Lawyers “plead in the alternative.” (“There is no evidence that my client shot the man, but, if you think he did, it was self-defense.”) Most people have a problem with such double-talk. Most people overlook that, in a pleading — a legal complaint or an answer to a legal complaint — a lawyer is simply invoking every possible claim or defense from the facts as she knows them at the time. Often, the lawyer does not have all of the facts when she is required to plead her client’s case. She must preserve every possible claim and every possible defense.
But, to many people, complexities like this make lawyers appear deceitful and two-faced.
I find this ironic and unfortunate because, as a group, I believe, lawyers are some of the most honest people in our society, if only because their livelihoods, their licenses, their professional status, are all closely tied to their circumspection, their thoughtfulness, and their sense of right and wrong. “Candor Toward the Tribunal” is an ethical obligation and, in my 20+ years of practice, I have seen this obligation observed a great deal more often than I have seen it ignored or abused. There are, of course, exceptions.
Michael J. Riehm is a suspended Minnesota lawyer. I have discussed his almost operatic misconduct in earlier posts. In his discipline proceedings, Mr. Riehm admitted his wrong-doing “without equivocation.” Later, he took the position that this was a “conditional admission,” that he only admitted his wrong-doing in return for the promise of specific discipline (a minimum 5-year suspension).
But the Minnesota Supreme Court rejected this position holding that:
A conditional admission to allegations of professional misconduct violates the principles of truth and candor fundamental to the purpose of attorney discipline
proceedings. By conditioning an admission on receiving a particular form of discipline, an attorney creates the perception that the admissions made may or may not be truthful.To allow the practice of conditional admissions would, therefore, cast doubt on the integrity of the attorney discipline process.

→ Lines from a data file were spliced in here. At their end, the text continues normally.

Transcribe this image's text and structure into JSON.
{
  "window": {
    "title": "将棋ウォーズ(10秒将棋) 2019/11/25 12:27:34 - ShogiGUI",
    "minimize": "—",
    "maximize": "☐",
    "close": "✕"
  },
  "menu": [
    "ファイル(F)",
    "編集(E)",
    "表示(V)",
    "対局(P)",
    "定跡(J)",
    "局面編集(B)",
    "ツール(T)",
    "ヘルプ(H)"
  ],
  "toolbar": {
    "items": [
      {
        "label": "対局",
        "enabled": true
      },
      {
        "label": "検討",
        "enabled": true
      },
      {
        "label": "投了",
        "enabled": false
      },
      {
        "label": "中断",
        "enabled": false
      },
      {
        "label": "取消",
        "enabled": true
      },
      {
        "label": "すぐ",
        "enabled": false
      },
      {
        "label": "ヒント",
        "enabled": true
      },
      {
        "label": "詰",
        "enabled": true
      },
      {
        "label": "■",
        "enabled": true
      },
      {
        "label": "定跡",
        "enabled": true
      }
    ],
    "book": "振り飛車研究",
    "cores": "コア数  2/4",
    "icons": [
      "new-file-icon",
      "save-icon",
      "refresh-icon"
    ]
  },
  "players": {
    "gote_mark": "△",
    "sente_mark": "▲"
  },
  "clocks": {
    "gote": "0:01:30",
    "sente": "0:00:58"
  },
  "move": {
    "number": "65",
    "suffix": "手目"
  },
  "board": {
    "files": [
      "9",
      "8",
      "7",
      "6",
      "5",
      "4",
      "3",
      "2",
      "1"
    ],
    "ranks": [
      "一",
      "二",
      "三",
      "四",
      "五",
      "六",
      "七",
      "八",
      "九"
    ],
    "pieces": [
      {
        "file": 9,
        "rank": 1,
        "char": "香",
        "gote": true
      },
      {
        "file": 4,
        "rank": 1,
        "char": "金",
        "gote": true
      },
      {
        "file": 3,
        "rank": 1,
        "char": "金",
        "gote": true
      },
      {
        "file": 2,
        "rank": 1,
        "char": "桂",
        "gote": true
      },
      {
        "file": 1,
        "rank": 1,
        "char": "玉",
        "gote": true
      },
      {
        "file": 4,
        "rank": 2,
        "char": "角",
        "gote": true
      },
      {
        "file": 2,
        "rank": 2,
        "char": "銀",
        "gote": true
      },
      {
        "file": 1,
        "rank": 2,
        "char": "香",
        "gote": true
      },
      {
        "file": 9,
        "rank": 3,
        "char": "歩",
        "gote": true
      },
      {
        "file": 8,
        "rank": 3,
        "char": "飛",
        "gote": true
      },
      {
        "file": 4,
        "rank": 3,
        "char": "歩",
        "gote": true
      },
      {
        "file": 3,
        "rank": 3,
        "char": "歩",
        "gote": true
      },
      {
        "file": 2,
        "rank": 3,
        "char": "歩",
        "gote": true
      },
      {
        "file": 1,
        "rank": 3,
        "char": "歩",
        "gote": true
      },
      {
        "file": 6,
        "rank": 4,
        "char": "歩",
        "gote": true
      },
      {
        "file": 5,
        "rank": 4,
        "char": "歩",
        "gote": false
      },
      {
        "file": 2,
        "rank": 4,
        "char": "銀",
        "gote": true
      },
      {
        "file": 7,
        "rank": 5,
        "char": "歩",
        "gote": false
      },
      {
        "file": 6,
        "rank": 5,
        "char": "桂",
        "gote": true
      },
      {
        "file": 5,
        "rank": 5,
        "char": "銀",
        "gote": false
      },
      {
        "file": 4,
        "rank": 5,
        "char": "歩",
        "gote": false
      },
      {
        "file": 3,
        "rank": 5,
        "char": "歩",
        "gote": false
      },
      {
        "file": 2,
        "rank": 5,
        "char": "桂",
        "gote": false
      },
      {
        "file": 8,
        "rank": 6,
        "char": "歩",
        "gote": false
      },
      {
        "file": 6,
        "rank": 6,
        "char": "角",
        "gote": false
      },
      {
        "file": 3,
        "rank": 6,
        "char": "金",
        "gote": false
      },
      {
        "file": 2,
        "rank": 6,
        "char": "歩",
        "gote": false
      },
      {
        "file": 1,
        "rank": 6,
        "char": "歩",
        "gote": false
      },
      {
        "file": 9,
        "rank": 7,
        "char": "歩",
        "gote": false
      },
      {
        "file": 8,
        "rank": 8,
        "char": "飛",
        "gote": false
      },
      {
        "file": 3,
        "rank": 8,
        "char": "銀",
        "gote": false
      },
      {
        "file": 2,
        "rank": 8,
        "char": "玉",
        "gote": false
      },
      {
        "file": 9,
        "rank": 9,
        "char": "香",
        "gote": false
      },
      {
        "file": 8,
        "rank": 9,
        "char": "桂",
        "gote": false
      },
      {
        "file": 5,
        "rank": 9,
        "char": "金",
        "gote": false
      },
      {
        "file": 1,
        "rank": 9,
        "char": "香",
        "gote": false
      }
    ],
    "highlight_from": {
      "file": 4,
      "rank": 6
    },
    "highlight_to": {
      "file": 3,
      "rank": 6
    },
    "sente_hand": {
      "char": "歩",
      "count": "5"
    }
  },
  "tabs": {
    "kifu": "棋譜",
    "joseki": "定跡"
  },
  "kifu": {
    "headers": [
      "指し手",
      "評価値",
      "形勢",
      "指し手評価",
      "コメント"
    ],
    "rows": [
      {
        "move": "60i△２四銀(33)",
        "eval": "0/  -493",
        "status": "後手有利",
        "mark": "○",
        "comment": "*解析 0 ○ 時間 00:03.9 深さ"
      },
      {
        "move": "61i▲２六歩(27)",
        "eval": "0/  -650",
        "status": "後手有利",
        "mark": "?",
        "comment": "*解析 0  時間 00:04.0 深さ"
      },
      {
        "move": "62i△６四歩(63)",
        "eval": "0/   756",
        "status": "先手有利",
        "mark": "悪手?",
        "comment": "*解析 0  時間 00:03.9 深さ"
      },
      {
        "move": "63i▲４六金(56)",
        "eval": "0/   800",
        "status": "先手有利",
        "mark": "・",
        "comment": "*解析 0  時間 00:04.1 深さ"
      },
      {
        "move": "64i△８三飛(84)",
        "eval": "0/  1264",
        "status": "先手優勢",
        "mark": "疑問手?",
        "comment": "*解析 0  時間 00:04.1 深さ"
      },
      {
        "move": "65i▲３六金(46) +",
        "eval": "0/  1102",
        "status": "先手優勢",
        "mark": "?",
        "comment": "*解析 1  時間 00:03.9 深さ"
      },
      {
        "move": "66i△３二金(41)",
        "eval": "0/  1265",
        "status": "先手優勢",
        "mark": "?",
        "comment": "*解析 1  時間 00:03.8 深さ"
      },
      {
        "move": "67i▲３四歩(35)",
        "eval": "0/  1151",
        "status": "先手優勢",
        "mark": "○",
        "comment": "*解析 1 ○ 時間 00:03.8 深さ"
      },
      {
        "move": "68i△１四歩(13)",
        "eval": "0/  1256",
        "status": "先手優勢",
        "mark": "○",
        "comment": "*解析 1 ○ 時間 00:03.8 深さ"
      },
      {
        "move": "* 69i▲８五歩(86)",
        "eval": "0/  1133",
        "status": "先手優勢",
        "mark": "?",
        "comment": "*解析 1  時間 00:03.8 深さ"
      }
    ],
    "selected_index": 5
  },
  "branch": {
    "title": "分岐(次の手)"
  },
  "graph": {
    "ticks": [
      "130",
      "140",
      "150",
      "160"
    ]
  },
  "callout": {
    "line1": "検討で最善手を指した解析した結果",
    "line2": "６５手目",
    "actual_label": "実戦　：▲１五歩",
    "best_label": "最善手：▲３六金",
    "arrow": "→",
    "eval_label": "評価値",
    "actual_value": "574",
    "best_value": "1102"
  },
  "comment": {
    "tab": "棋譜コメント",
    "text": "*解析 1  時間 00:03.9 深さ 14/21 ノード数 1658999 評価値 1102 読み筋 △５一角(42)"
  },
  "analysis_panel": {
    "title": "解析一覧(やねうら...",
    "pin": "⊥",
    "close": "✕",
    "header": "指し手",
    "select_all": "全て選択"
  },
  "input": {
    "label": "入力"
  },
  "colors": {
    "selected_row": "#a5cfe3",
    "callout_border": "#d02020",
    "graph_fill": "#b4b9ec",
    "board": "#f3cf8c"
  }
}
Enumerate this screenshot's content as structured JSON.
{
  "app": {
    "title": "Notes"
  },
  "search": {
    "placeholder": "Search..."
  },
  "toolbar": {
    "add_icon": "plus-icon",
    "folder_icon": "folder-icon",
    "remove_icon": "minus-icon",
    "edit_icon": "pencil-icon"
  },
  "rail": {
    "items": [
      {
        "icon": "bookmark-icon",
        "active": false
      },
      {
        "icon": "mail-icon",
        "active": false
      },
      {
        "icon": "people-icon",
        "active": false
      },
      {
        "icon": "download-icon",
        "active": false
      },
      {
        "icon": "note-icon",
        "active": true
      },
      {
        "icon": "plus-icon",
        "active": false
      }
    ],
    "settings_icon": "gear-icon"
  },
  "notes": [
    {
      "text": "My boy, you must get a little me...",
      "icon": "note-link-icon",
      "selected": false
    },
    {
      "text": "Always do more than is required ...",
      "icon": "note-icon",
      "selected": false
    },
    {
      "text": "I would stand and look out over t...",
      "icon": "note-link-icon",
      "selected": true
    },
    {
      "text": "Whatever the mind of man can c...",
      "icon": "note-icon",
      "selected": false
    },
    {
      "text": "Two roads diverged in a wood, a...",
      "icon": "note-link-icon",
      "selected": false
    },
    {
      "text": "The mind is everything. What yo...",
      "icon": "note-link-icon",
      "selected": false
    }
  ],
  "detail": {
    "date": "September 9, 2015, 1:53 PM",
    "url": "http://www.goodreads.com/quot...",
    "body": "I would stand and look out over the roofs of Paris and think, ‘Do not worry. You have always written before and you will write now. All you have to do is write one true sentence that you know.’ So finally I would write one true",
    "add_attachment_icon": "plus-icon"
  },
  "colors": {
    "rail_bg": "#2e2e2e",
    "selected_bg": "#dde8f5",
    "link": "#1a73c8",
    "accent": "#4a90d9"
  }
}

It seems slightly puzzling to me that, after pointing out that Riehm cannot condition his admission on receiving the stipulated penalty, the Minnesota Supreme Court went on to impose the stipulated penalty. I suppose the point was to get the word out to Minnesota lawyers facing discipline that having your cake and eating it too is acceptable in pleading for your clients but not when it comes to pleading your own disciplinary case.